So the next day, he looks out the window at the feet going by, waiting to see the shoes of Jesus. Instead, he sees an old man named Stepanich, who runs a shop next door. Stepanich tries to shovel the snow from the sidewalk, but he is frail and cold. Martin brews him a pot of tea and invites him inside. Stepanich stays a while and then goes on his way.

Martin looks out the window for Jesus again. A woman with her baby comes by. The baby cries from the cold. Martin invites them in, feeds them, and gives the woman his coat to keep them warm. The woman expresses her thanks and leaves.

Martin goes back to his window. Still, he doesn’t see Jesus. But he does see a woman tussling with a young boy who has just stolen one of her apples. Martin goes out and makes peace between them. Then he pays the woman for the apple so that the apologetic boy can keep it. The woman and the boy go on their way.

Night-time comes, and Martin is disappointed he hasn’t seen Jesus. But then he hears voices coming form the corner of the room. “Martin. Do you recognise me?” Martin says, “Who?”

One by one, Stepanich, the mother, the able seller, and the thief step out, saying. “It is I.” All of them smile and then vanish.

Martin reaches for his Bible and reads, “I was hungry and you gave me something to eat. I was thirsty and you gave me something to drink. I was a stranger and you invited me in… Whatever you did for one of the least (important) of these brothers and sister of mine, you did for me.” (Matthew 25:35, 40).

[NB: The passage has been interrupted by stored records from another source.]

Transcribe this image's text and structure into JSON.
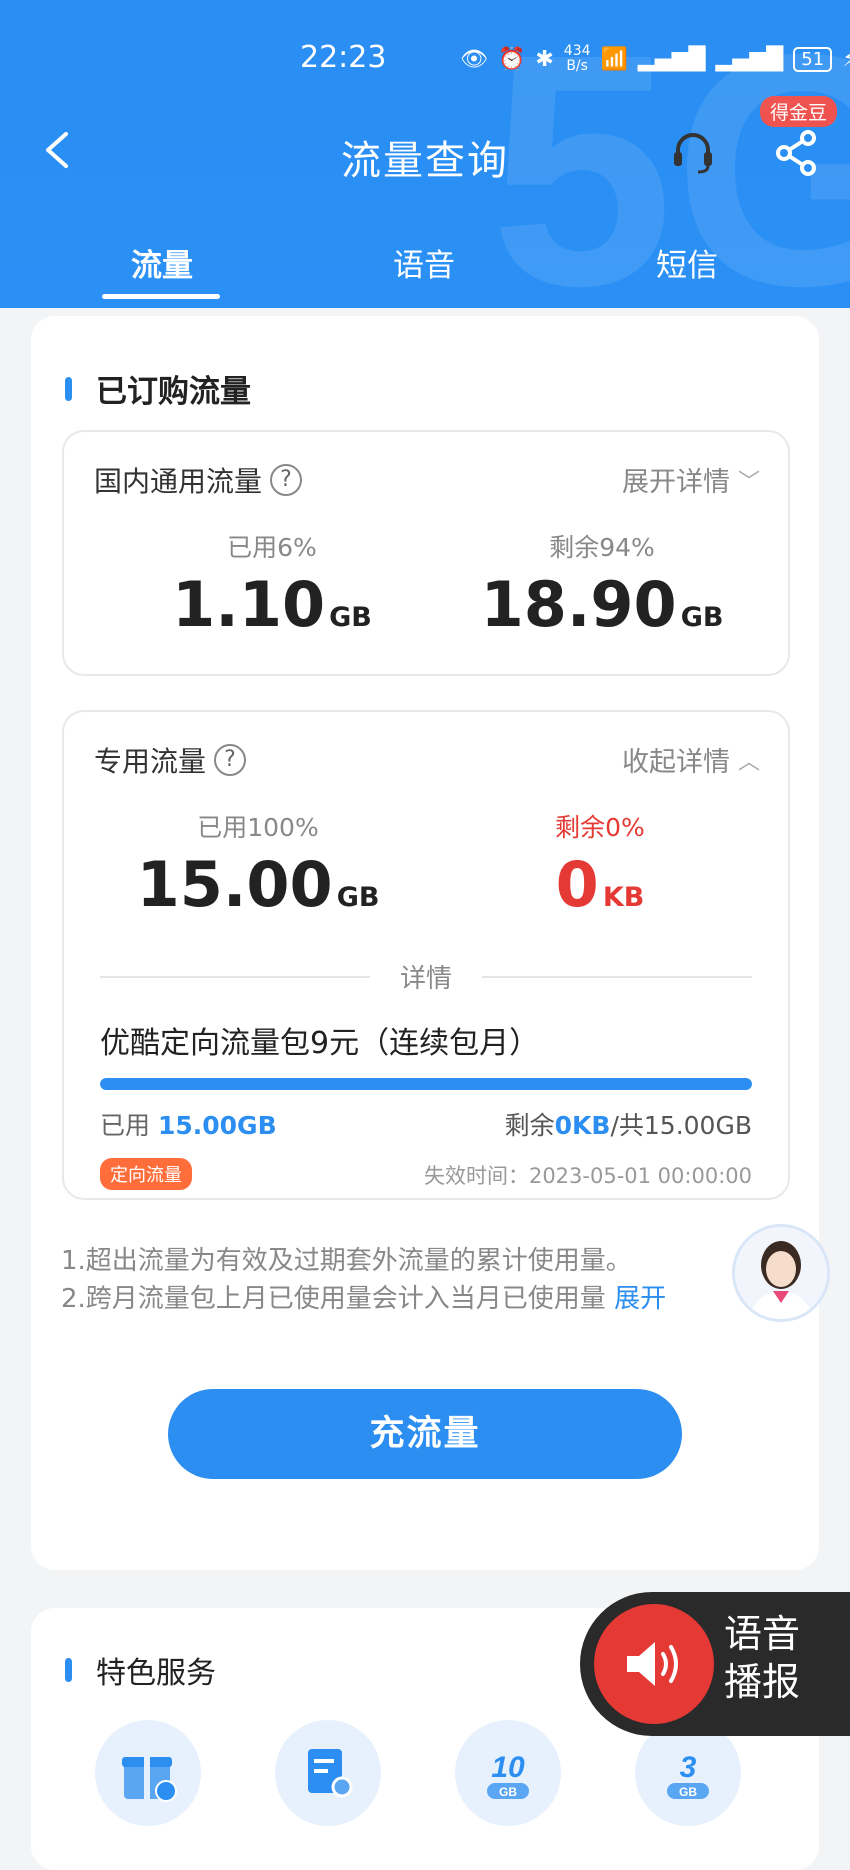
{
  "status_bar": {
    "time": "22:23",
    "net_speed_value": "434",
    "net_speed_unit": "B/s",
    "battery": "51"
  },
  "nav": {
    "title": "流量查询",
    "gold_badge": "得金豆"
  },
  "tabs": [
    {
      "label": "流量"
    },
    {
      "label": "语音"
    },
    {
      "label": "短信"
    }
  ],
  "subscribed": {
    "title": "已订购流量",
    "domestic": {
      "title": "国内通用流量",
      "help": "?",
      "toggle": "展开详情",
      "used_label": "已用6%",
      "used_value": "1.10",
      "used_unit": "GB",
      "remain_label": "剩余94%",
      "remain_value": "18.90",
      "remain_unit": "GB"
    },
    "special": {
      "title": "专用流量",
      "help": "?",
      "toggle": "收起详情",
      "used_label": "已用100%",
      "used_value": "15.00",
      "used_unit": "GB",
      "remain_label": "剩余0%",
      "remain_value": "0",
      "remain_unit": "KB",
      "detail_label": "详情",
      "package_name": "优酷定向流量包9元（连续包月）",
      "progress": 1.0,
      "used_prefix": "已用",
      "used_amount": "15.00GB",
      "remain_prefix": "剩余",
      "remain_amount": "0KB",
      "total_text": "/共15.00GB",
      "tag": "定向流量",
      "expire_text": "失效时间：2023-05-01 00:00:00"
    }
  },
  "notes": {
    "line1": "1.超出流量为有效及过期套外流量的累计使用量。",
    "line2": "2.跨月流量包上月已使用量会计入当月已使用量",
    "expand": "展开"
  },
  "recharge_button": "充流量",
  "services": {
    "title": "特色服务",
    "items": [
      {
        "icon": "gift-icon"
      },
      {
        "icon": "bill-search-icon"
      },
      {
        "icon": "10gb-icon",
        "text": "10",
        "unit": "GB"
      },
      {
        "icon": "3gb-icon",
        "text": "3",
        "unit": "GB"
      }
    ]
  },
  "voice_broadcast": {
    "line1": "语音",
    "line2": "播报"
  },
  "colors": {
    "brand_blue": "#2b8ef0",
    "red": "#e53935",
    "orange_tag": "#ff6d3a"
  }
}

Whether it is an opportunity to pay for someone’s fuel, to help our neighbour with their garden, to spend time with someone who is unwell or lonely, to give towards a charity or someone in need, we all have opportunities to love Jesus by loving others. Our capacities might differ, but the call to love and serve others is the same. Do what you can with what you’ve been given and remember the next time you have opportunity to serve another, you are doing it for Jesus.